Over twenty years ago, Maria Reha began her humanitarian aid work at home in Afghanistan. Her first role was serving Afghanistan’s internally displaced peoples with the United Nations’ World Food Programme. She then became a Gender Advisor with Oxfam, successfully establishing major initiatives to support vulnerable people in the most remote areas in Afghanistan. For example, she was part of a team that brought water access to 60 villages, changing the way of life for the women who had been forced to climb mountains, risking their lives and their children’s lives, to haul water for their community. She then moved into public education and her work spanned a wide range, from elevating female voices in media to empowering women to vote. Over the years, she collaborated with many international organizations and provided her expertise to crucial projects addressing gender-based violence, policing, employment, education, and women’s health.
Maria says she was brought to this work through internal conviction and her awareness of the ongoing violence against women, barriers to female education, and women’s absence from political and economic leadership. Her work with GGP is a continuation of her humanitarian career; as a Client Care Facilitator, she assists our most vulnerable clients. Maria has been a crucial member of our team as we support Afghan arrivals.
Her primary piece of advice for Canadians as we continue to seek gender equality is to “ensure that human rights are not symbolic; otherwise it will [be harmful] and the actual meaning of human rights will lose its trust among public.”
Sepideh Oveysifar began her career as a Social Worker in Iran. “I worked with neglected, abused, and vulnerable girls and women for about 10 years. My main work was helping them to be empowered,” Sepideh said. “I helped girls and women to be empowered by believing in their abilities, accepting and respecting themselves as human and then as women, learning new skills, and ultimately learning how to stand on their own feet.”

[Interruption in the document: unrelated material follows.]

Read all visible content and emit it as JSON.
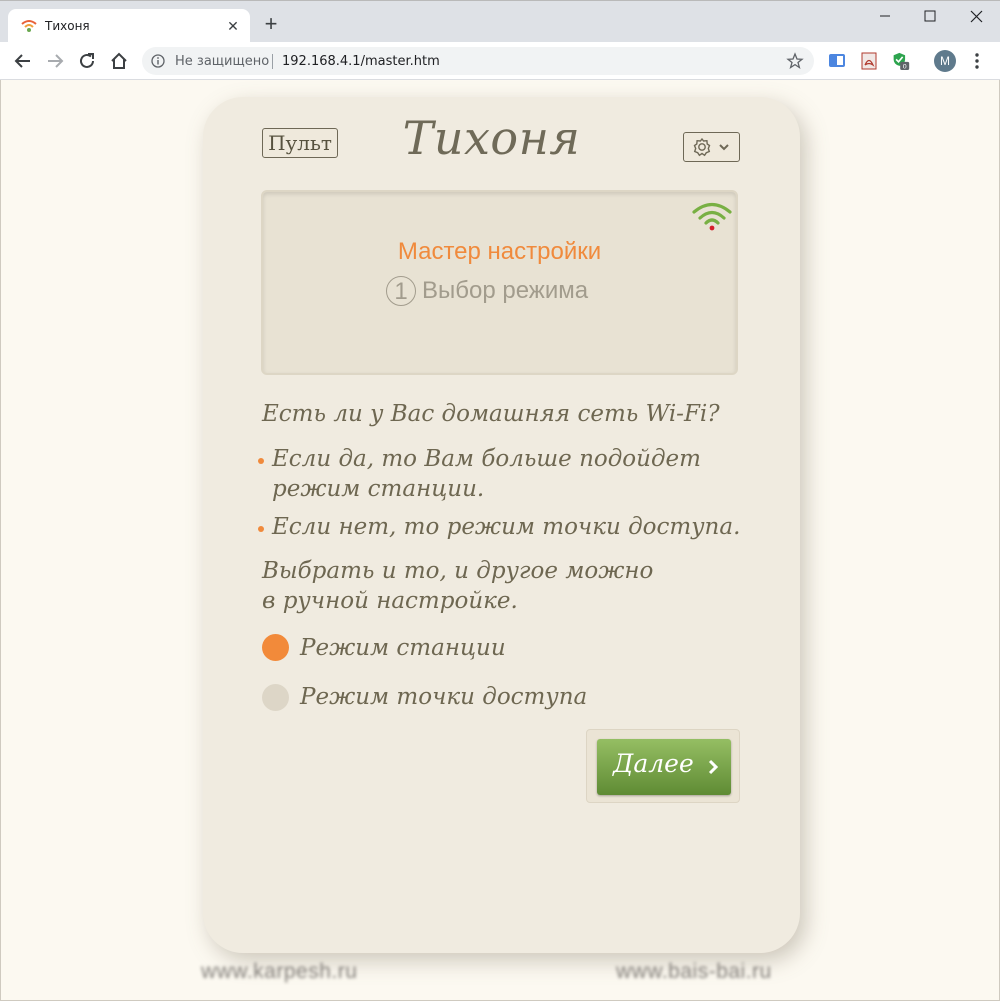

As a Client Care Facilitator at GGP, Sepideh has continued to empower her clients. “At GGP, we work with families and women. I help them to believe in themselves and their abilities as women. Helping them in settling in Saskatoon by encouraging them to learn basic or new skills, go to English classes, find a job, and to know their rights as newcomers and women.”
This year, Iranian activists fought to ensure that their government’s treatment of its citizens, particularly women, returned to the international conversation. “In my home country, Iran, women are brave and have been trying to take their basic human rights for many years. They have a lot of struggles with medieval rules and regulations,” Sepideh said. Just off the top of her head, she lists a dozen discriminatory laws, from women being banned from going abroad without their husband’s or father’s permission to the wide range of laws that limit how women dress and act in public. She is proud that Iranians have continued to push back against these laws and her hope for the future is simple: “A better future for all women all around the world, especially Iranian women.”